Documents obtained by Radio New Zealand show the Department of Labour had not developed a co-ordinated position on asbestos hazards in the Christchurch rebuild, almost two years after the 2011 quake. From WorkSafe New Zealand and the Earthquake Commission, the information was provided under the Official Information Act.
This week the Government, the Earthquake Commission and Fletcher Construction gave assurances the hazardous material has been handled responsibly and effectively.
However, an email from December 2012 from a Department of Labour manager shows it was then still trying to work out the best way to deal with asbestos hazards in the Christchurch rebuild.
The email has "Asbestos and Canterbury" in the subject line and was sent by Francois Barton from what was then called the Department of Labour.
In it he said "a clear and more coordinated position and response on asbestos in Canterbury from us is non-negotiable, we need to get a plan for how we'll develop that position, before we debate what that position might be".
Mr Barton went on to say "The subsequent issue of future exposure risk from encased asbestos...remains live, but clearly sits in the wider context of the multiple asbestos products in many NZ homes and touches on the DIY homeowner aspect."
"My sense is that there are small steps underway regarding improvement across most of these aspects, but we collectively have significant scope for improvement... we're still very much forming a view on how to effect a more coordinated response," he wrote.
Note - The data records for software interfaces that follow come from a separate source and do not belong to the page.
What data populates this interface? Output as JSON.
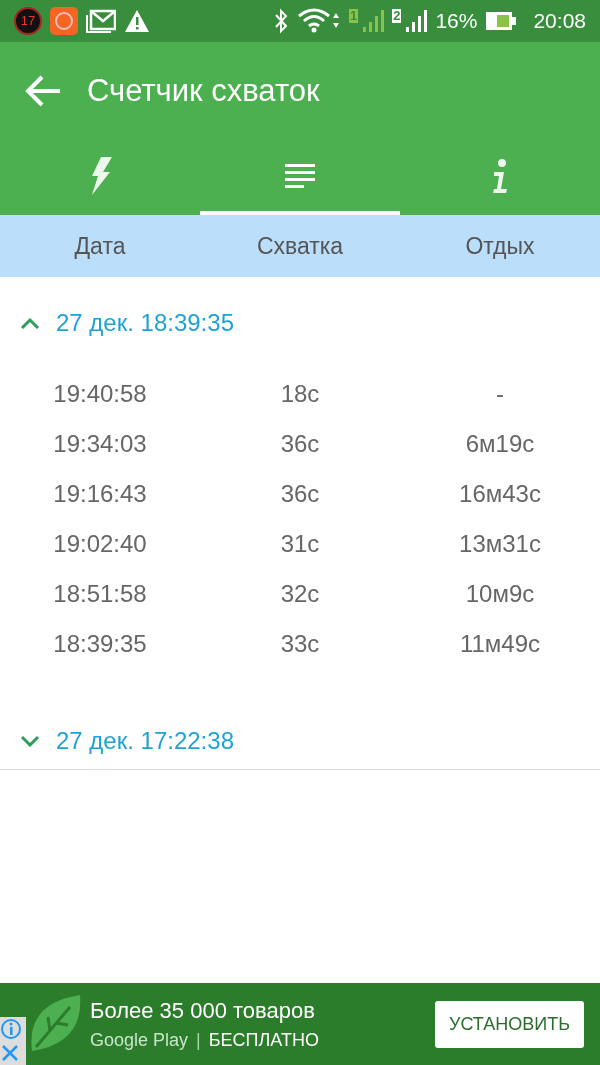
{
  "status_bar": {
    "badge": "17",
    "sim1": "1",
    "sim2": "2",
    "battery": "16%",
    "time": "20:08"
  },
  "toolbar": {
    "title": "Счетчик схваток"
  },
  "tabs": [
    {
      "kind": "bolt",
      "selected": false
    },
    {
      "kind": "list",
      "selected": true
    },
    {
      "kind": "info",
      "selected": false
    }
  ],
  "columns": [
    "Дата",
    "Схватка",
    "Отдых"
  ],
  "groups": [
    {
      "label": "27 дек. 18:39:35",
      "expanded": true,
      "rows": [
        {
          "time": "19:40:58",
          "duration": "18с",
          "rest": "-"
        },
        {
          "time": "19:34:03",
          "duration": "36с",
          "rest": "6м19с"
        },
        {
          "time": "19:16:43",
          "duration": "36с",
          "rest": "16м43с"
        },
        {
          "time": "19:02:40",
          "duration": "31с",
          "rest": "13м31с"
        },
        {
          "time": "18:51:58",
          "duration": "32с",
          "rest": "10м9с"
        },
        {
          "time": "18:39:35",
          "duration": "33с",
          "rest": "11м49с"
        }
      ]
    },
    {
      "label": "27 дек. 17:22:38",
      "expanded": false
    }
  ],
  "ad": {
    "headline": "Более 35 000 товаров",
    "store": "Google Play",
    "separator": "|",
    "price": "БЕСПЛАТНО",
    "button": "УСТАНОВИТЬ"
  }
}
Canterbury's medical officer of health, Dr Alistair Humphrey, said talks about the hazard of asbestos fibres during post-quake repairs to Canterbury homes began in 2012, and he personally raised them.
Dr Humphrey believed there were inconsistencies in guidelines over its handling and a slow response to its dangers.
He told Morning Report that up till that point he felt ignored, but shortly after WorkSafe started educating the workforce.
Dr Humphrey said his main concern was that asbestos damaged ceilings were being covered with plaster board and that would disguise a potential hazard, which was what he raised at that stage.
A number of residents in Canterbury have told Radio New Zealand that they believe they have been exposed to asbestos fibres during quake repairs.
They have rejected the assurances from the Earthquake Commission and Fletcher EQR, which is overseeing the Christchurch rebuild, that people have not been put in danger.
The homeowners say that while processes for testing houses may be robust now, that wasn't the case in the first two years of the rebuild.
On Thursday an advocacy group set up its own register to record asbestos information because no overall, single register exists in Canterbury.
A spokesperson for the group Earthquake Services, Sarah O'Brien, said the register has been formed so data could be collected and numbers taken to the Canterbury District Health Board.
She said the service needed people to come forward to gather written evidence in a number form to be presented to the Government.
Ms O'Brien said so far, the plight of the people and the health risk has been ignored. She said the group has tried for months to contact Christchurch mayor Lianne Dalziel to set up a register through an 0800 number, but has not been successful.
Key reserves judgement at this stage
The Prime Minister is reserving judgement on whether Fletcher EQR has followed the rules on how to handle asbestos.
John Key said WorkSafe was not yet in a position to decide whether charges should be laid. He said it was a matter for WorkSafe to decide whether Fletchers discharged their responsibilities and if they didn't want action they wanted to take.
Mr Key said there was no need for Cantabrians to be unnecessarily alarmed as a result of the investigation into Fletcher EQR.